DATA RECORDS Block Start

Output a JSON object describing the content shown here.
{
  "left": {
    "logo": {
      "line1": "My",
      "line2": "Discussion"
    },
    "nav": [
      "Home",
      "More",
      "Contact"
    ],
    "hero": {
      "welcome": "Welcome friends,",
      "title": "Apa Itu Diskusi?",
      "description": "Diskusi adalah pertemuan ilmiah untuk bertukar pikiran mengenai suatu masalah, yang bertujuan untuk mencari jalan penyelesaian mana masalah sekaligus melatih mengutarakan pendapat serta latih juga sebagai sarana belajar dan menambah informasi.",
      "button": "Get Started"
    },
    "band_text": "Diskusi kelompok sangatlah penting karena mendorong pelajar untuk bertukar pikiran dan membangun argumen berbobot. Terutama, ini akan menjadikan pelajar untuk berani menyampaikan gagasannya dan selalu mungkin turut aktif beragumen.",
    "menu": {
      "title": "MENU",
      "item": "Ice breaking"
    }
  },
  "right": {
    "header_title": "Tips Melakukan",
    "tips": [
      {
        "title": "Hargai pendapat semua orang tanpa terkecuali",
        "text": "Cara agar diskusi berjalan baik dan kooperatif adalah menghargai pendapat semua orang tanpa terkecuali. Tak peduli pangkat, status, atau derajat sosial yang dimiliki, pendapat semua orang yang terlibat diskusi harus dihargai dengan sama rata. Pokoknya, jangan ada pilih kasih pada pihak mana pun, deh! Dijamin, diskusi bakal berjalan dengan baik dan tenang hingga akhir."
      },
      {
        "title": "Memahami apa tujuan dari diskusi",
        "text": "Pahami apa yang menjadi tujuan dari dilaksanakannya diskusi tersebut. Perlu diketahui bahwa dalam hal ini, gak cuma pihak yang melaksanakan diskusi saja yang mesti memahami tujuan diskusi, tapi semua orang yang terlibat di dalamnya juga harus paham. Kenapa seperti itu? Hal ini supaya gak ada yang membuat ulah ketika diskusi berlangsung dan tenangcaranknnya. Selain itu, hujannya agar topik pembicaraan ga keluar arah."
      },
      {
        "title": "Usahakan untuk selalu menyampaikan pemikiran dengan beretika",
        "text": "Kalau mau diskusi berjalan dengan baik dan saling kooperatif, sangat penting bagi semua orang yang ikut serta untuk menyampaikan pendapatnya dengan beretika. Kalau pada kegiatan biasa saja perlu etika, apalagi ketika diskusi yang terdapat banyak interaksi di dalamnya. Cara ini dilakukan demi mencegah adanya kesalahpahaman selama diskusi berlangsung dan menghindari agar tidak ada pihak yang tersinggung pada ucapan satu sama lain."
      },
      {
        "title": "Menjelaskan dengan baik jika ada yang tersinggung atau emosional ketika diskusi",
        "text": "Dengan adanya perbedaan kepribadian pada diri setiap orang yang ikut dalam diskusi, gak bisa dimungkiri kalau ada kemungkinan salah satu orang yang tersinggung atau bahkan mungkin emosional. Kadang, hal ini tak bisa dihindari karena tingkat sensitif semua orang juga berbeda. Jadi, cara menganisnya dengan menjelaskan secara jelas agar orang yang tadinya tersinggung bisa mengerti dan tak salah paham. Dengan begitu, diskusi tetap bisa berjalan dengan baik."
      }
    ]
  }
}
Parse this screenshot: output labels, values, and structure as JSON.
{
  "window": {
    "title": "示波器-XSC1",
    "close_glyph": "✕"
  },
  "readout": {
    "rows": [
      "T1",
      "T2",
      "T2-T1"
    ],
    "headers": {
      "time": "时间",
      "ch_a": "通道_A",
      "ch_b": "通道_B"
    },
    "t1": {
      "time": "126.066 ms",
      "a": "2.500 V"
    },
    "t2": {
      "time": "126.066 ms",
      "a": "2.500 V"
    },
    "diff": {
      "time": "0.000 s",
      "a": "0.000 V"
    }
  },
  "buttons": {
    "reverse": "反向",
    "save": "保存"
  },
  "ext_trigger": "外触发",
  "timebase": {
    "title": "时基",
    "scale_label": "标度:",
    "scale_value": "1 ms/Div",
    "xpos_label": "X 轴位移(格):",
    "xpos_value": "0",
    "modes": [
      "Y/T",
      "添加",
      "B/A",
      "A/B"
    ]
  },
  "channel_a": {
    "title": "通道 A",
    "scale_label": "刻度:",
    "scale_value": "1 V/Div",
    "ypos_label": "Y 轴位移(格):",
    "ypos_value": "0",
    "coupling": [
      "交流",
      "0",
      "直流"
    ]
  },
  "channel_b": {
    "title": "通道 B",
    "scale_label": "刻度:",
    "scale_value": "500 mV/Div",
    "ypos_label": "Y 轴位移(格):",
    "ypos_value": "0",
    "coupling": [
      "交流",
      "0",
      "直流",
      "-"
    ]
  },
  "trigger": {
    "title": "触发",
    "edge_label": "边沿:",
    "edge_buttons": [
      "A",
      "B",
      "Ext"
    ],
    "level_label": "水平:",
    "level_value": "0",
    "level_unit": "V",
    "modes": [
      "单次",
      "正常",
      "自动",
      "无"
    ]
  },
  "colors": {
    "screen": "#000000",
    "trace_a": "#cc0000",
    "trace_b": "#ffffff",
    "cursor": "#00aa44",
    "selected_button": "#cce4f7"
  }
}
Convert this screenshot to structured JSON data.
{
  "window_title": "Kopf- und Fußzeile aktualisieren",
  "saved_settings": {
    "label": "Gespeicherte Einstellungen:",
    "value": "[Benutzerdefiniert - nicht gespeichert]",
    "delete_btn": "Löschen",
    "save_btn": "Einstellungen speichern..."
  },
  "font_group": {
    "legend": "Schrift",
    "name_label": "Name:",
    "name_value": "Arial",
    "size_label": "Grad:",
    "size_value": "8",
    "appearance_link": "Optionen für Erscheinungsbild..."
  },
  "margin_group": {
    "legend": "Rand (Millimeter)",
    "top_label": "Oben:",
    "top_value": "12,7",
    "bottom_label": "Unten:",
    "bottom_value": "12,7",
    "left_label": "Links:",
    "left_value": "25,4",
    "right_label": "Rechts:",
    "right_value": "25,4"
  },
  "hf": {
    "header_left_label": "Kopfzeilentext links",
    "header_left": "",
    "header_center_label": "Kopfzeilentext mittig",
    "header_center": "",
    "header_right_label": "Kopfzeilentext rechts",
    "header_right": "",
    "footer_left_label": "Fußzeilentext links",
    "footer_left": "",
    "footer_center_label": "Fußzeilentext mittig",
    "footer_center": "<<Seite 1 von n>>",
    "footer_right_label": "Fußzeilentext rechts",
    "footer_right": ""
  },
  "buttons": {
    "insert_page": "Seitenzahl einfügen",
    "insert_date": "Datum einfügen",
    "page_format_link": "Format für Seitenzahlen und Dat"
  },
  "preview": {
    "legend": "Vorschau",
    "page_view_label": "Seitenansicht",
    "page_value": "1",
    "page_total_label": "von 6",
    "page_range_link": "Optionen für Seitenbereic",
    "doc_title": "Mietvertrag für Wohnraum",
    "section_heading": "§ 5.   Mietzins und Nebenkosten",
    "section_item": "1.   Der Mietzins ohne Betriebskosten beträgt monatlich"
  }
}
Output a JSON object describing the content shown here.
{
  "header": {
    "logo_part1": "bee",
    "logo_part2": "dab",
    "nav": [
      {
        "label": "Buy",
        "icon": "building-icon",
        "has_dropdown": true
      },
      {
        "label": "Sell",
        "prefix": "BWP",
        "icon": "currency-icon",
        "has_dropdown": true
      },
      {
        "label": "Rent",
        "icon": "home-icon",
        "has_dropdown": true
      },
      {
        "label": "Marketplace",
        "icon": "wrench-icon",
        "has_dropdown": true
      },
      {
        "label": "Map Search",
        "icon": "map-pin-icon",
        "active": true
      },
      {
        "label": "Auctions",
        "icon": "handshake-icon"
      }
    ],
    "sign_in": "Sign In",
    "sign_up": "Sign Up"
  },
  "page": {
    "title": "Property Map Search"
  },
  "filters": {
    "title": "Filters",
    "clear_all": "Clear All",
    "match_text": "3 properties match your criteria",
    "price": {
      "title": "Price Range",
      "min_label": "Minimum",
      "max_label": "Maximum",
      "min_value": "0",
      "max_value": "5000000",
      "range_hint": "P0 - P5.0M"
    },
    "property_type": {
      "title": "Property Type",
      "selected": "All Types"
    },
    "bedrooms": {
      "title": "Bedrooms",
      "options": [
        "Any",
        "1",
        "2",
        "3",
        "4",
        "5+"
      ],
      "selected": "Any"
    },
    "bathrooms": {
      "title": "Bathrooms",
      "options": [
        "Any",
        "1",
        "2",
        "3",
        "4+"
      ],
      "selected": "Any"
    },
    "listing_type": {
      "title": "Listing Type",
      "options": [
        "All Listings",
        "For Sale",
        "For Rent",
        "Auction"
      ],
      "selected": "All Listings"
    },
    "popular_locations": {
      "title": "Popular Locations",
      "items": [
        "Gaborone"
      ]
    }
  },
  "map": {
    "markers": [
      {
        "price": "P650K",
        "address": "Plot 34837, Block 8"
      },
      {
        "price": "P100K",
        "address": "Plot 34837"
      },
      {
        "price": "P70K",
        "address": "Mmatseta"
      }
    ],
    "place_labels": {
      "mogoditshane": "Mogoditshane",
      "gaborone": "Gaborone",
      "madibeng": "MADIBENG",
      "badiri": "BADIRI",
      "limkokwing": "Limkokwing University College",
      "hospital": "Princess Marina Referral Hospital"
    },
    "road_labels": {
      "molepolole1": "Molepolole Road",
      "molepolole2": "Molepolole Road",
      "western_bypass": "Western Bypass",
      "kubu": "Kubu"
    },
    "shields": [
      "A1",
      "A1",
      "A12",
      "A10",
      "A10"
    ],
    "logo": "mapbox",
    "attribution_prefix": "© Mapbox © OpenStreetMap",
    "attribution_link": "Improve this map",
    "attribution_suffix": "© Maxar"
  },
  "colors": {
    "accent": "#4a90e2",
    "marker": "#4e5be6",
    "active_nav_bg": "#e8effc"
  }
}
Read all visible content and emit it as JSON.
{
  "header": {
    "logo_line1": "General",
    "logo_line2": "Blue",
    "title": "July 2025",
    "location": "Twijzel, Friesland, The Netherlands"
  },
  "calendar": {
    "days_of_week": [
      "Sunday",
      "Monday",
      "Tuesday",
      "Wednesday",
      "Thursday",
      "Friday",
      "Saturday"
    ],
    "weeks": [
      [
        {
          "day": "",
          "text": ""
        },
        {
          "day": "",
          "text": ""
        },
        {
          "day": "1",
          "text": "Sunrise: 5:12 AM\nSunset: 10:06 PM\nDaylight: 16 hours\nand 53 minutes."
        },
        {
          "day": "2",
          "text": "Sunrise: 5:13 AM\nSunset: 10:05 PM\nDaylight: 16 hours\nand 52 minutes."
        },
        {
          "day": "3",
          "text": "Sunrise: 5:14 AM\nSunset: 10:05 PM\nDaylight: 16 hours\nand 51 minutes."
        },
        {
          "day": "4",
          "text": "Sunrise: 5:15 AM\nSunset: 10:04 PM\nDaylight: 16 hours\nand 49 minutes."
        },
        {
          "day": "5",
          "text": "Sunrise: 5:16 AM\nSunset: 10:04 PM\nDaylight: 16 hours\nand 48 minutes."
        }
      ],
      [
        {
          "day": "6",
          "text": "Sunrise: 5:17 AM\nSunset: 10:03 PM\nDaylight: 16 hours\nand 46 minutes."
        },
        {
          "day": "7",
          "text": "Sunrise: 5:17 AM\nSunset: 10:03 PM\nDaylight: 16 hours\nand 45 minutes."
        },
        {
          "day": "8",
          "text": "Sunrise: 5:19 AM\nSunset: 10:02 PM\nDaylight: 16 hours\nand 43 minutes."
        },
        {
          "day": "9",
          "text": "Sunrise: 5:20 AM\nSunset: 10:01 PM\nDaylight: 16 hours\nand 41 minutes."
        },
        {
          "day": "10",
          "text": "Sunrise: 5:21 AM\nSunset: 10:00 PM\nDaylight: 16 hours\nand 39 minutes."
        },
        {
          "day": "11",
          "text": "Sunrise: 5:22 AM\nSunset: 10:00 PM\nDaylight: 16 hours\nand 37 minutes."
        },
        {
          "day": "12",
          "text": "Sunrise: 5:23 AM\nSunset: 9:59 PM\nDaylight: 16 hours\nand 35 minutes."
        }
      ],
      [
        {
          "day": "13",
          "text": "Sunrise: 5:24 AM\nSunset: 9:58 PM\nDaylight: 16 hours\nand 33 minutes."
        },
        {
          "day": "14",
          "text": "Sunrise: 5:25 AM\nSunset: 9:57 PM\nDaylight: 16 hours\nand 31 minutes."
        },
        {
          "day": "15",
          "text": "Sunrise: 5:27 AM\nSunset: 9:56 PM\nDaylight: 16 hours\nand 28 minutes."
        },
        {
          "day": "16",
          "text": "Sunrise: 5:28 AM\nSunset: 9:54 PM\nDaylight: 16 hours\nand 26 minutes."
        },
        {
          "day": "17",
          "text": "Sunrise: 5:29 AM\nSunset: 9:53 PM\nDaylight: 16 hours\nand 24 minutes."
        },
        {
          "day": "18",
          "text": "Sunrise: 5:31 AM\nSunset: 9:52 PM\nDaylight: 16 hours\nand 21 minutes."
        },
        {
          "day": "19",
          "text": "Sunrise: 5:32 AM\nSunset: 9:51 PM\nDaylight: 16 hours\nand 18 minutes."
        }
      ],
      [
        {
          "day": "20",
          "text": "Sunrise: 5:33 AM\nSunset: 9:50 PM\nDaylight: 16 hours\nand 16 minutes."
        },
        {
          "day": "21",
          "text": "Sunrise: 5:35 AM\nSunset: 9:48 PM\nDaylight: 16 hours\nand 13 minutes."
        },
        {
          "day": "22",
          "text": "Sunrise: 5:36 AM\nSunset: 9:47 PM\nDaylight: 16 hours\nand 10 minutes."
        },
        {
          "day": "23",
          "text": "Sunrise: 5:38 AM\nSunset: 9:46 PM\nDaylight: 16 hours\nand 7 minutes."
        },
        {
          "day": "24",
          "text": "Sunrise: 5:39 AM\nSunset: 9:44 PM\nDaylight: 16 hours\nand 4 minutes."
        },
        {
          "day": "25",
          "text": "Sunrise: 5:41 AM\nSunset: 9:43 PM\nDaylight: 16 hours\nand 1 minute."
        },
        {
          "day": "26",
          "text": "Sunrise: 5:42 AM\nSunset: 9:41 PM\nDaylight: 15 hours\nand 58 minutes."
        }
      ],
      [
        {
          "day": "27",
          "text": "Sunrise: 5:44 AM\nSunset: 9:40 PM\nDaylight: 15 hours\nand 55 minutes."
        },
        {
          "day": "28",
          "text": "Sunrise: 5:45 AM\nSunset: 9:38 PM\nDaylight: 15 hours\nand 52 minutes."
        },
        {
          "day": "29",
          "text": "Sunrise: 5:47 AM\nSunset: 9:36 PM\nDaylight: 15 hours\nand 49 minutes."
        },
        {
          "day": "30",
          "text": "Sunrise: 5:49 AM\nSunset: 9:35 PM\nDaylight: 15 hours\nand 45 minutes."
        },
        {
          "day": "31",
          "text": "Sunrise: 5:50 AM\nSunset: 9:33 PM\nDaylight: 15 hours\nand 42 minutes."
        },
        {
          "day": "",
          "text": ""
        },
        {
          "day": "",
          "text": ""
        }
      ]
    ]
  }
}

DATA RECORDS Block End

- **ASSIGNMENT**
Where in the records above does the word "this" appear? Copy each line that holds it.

- **FINISHED TASK**
Parse this screenshot: output labels, values, and structure as JSON.
Convert this screenshot to structured JSON data.
    "attribution_link": "Improve this map",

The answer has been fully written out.